Friday was also National Black HIV Awareness Day in San Francisco! So was privileged to sit in on a panel with the beautiful Janelle Luster ( @janelle_tf ) of the @transgenderdistrict and other Black queer and trans HIV prevention advocates to discuss the state of HIV/AIDS and its impact on transgender and queer communities today- and how to eradicate stigma in our communities. I was in awe of the plethora of San Francisco legends, cis and trans, in the room who laid the groundwork that helped fight HIV/AIDS back in the 80s that expanded to other parts of the country.
After a fun-filled touristy Saturday of exploring the city and having kikis time with the girls, Sunday morning I decided to chill and meet up with Navajo activist Yuè Clehona Begay She lives in the Los Angeles area (Chumash land) but she was in San Francisco participating in the 2020 BAAITS Two-Spirit Powwow. We ate yummy ramen and recorded a fun episode on my podcast Marsha’s Plate about Native history, her queer experiences growing up on the reservations and demystifying the black and native history during the attempt colonization.
Yue Clehona Begay
I haven’t edited and released the episode yet but it will be released in the coming weeks so make sure you subscribe to Marsha’s Plate on any platform you use to listen to podcasts. Here is a link to the most popular platforms that we are on.
After recording with Yue, we headed into the city. The Kween Culture Initiative invited me to one of their programs. Kween Culture Initiative is an org also helmed by Aria Said (does she and her team even have time to rest? lol). They organized and fund the Bold Beauty Workshop. This is a program in partnership with SEPHORA. The Bold Beauty Workshop closes the store to have comfort and privacy for its trans and non-binary participants.
Kween Culture: Bold Beauty Workshop
After store hours, they allow trans people in for a focused makeup class lead by the staff of Sephora. This program creates a safe place to ask questions about techniques to be more professional in makeup application without taking away the glamour. It also builds confidence in how you want to represent yourself in the world particularly in the workplace. They provide gift cards for a customized purchase and gift bags with full-size skincare products to take your routine to the next level. I participated as a model and had a blast being in community with the people there and how amazing and culturally competent the staff was. I can definitely tell that the Kween Culture team organized the program thoroughly to cater to the need and comfort of the participants. This is why hiring trans leadership to leads your programming matters in its effectiveness. Black transwomen around the country are really doing great work in our perspective cities so if you have extra funding and resources BTWI, Kween culture, and Transgender Cultural District are great places for sowing some effective seeds. I learn so much about the Black history of San Francisco which so fitting since its the beginning of February. They definitely treat me like a queen the whole weekend and I can’t wait to come back.

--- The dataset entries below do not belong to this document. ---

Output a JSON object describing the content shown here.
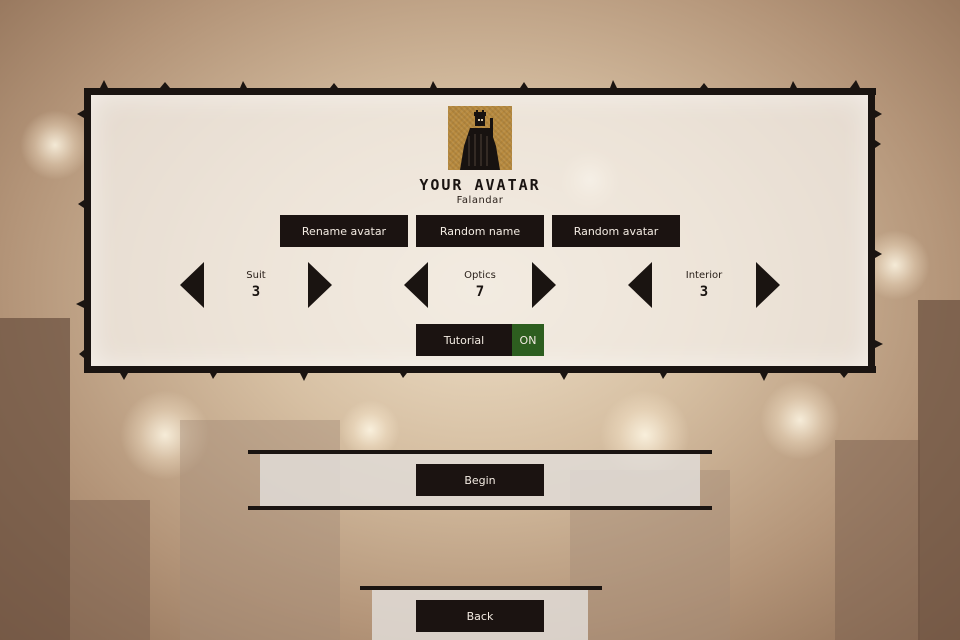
{
  "avatar": {
    "title": "YOUR AVATAR",
    "name": "Falandar",
    "icon": "cloaked-figure-icon",
    "background_color": "#b88a3e"
  },
  "actions": {
    "rename_label": "Rename avatar",
    "random_name_label": "Random name",
    "random_avatar_label": "Random avatar"
  },
  "selectors": [
    {
      "label": "Suit",
      "value": "3"
    },
    {
      "label": "Optics",
      "value": "7"
    },
    {
      "label": "Interior",
      "value": "3"
    }
  ],
  "tutorial": {
    "label": "Tutorial",
    "state": "ON",
    "state_color": "#2d5e1f"
  },
  "begin_label": "Begin",
  "back_label": "Back",
  "colors": {
    "button_bg": "#1b1311",
    "button_text": "#f3ebe2",
    "frame": "#1a1411"
  }
}
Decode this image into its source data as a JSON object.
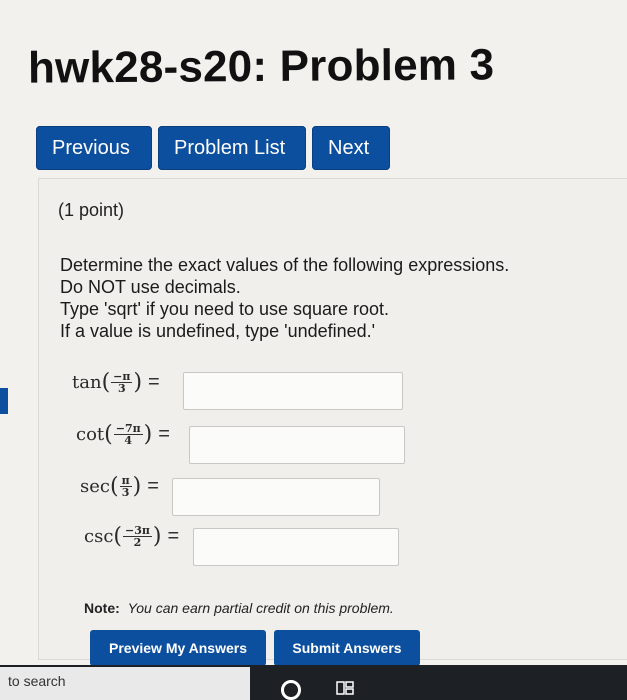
{
  "page": {
    "title": "hwk28-s20: Problem 3"
  },
  "nav": {
    "previous": "Previous",
    "problem_list": "Problem List",
    "next": "Next"
  },
  "problem": {
    "points": "(1 point)",
    "instructions": [
      "Determine the exact values of the following expressions.",
      "Do NOT use decimals.",
      "Type 'sqrt' if you need to use square root.",
      "If a value is undefined, type 'undefined.'"
    ],
    "expressions": [
      {
        "func": "tan",
        "num": "−π",
        "den": "3",
        "equals": "=",
        "answer": ""
      },
      {
        "func": "cot",
        "num": "−7π",
        "den": "4",
        "equals": "=",
        "answer": ""
      },
      {
        "func": "sec",
        "num": "π",
        "den": "3",
        "equals": "=",
        "answer": ""
      },
      {
        "func": "csc",
        "num": "−3π",
        "den": "2",
        "equals": "=",
        "answer": ""
      }
    ],
    "note_label": "Note:",
    "note_text": "You can earn partial credit on this problem."
  },
  "actions": {
    "preview": "Preview My Answers",
    "submit": "Submit Answers"
  },
  "taskbar": {
    "search_text": "to search"
  },
  "colors": {
    "button_blue": "#0d4f9f",
    "background": "#f3f1ee",
    "taskbar": "#1d2126"
  }
}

I am Diamond Stylz. You can find me on all social media platforms here.